They can be found in lots of foods, including ground flax, black and green tea, a variety of berries, olives and turmeric. “A good rule of thumb is to eat roughly 30 different sources of fibre a week,” advises Emma.
5. Reduce caffeine
Many of us look forward to a frothy latte in the morning, but a regular caffeine habit might make perimenopause symptoms worse.
“Caffeine has been shown to have some health benefits,” says Emma. “It can improve performance, mood and concentration, and regulate bowel movement too.
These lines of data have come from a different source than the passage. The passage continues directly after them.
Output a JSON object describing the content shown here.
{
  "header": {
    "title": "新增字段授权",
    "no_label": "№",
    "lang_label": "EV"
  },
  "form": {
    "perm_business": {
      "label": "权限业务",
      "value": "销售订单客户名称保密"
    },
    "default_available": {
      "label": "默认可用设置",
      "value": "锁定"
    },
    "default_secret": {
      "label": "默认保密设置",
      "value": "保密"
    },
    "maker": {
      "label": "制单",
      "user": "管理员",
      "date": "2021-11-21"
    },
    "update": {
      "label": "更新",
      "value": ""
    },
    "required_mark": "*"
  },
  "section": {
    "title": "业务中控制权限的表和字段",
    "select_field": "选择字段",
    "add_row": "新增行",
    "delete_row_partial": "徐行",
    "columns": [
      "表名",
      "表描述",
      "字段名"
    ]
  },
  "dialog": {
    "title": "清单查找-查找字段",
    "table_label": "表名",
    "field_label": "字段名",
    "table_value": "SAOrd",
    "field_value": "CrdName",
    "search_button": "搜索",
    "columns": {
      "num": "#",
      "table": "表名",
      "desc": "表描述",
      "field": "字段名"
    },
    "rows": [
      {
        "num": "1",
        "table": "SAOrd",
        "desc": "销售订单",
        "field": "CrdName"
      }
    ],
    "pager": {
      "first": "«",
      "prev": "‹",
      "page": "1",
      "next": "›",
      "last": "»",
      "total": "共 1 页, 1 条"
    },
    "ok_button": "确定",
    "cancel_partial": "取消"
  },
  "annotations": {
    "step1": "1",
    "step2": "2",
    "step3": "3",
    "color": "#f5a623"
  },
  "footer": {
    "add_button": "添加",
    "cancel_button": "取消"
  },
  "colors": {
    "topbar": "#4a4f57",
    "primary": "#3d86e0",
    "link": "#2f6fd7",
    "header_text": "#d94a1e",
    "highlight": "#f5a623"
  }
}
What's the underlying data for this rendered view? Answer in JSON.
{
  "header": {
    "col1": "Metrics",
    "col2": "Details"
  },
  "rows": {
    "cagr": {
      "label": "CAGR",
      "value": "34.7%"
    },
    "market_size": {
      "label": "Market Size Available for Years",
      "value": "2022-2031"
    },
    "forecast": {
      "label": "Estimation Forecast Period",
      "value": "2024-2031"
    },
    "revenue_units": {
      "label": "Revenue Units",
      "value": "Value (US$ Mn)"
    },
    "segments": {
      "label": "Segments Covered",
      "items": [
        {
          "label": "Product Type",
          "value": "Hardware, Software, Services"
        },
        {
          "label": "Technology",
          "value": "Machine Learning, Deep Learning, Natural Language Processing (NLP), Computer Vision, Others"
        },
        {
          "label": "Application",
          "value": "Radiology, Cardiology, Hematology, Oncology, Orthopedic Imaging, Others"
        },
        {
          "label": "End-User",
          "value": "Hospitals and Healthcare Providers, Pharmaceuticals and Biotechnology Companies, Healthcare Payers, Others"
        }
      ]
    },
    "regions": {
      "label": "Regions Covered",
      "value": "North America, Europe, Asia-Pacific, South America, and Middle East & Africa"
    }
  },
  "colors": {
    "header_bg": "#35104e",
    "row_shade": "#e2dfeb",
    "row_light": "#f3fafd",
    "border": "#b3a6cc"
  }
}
However, it can make many women feel jittery, anxious, and it can worsen hot flushes.” Women during perimenopause experience higher rates of insomnia too, and caffeine can often aggravate the issue.
“My advice is to keep coffee to the mornings only, as it can stay in your system up to eight hours after your last cup,” says Emma. “It’s good to also remember that caffeine isn’t just found in coffee, it’s found in black tea, green tea and dark chocolate too.”
6. Commit to Dry January
One of the major issues with alcohol is that it interrupts deep sleep; the bedrock for mood, weight management and energy. “Alcohol also has a dramatic impact on temperature control and can make you feel depressed, low, anxious and on edge,” says Emma.
“An evening tipple can also disrupt melatonin production, raise your heart rate, worsen hot flashes by increasing body temperature and damage your good gut bacteria,” she adds. Nixing alcohol altogether, or committing to drink-free days, can help to reduce the effect it has on symptoms.
The bottom line? “The menopause transition can be destabilising, but that it can also be a time for positive change,” affirms Emma. “Many women find that once their symptoms are under control, they feel buoyed up and renewed, ready to take on the next chapter of their lives.”